* _How to complete this task_
Tell how many lines in the following entries include the word "Public", giving the figure alone.

* _Collection entries_
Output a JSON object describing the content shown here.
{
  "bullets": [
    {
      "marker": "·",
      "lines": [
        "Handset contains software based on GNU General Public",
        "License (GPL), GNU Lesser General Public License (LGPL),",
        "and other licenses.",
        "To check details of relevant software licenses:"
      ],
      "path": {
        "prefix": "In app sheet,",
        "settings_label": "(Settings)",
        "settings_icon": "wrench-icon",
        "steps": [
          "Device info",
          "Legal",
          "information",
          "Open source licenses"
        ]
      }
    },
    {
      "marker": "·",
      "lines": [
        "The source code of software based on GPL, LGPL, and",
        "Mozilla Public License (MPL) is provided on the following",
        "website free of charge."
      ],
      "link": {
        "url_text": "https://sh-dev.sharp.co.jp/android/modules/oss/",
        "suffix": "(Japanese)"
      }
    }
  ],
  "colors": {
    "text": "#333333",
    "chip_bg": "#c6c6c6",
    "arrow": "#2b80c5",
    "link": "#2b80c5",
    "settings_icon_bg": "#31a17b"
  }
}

* _Reply_
3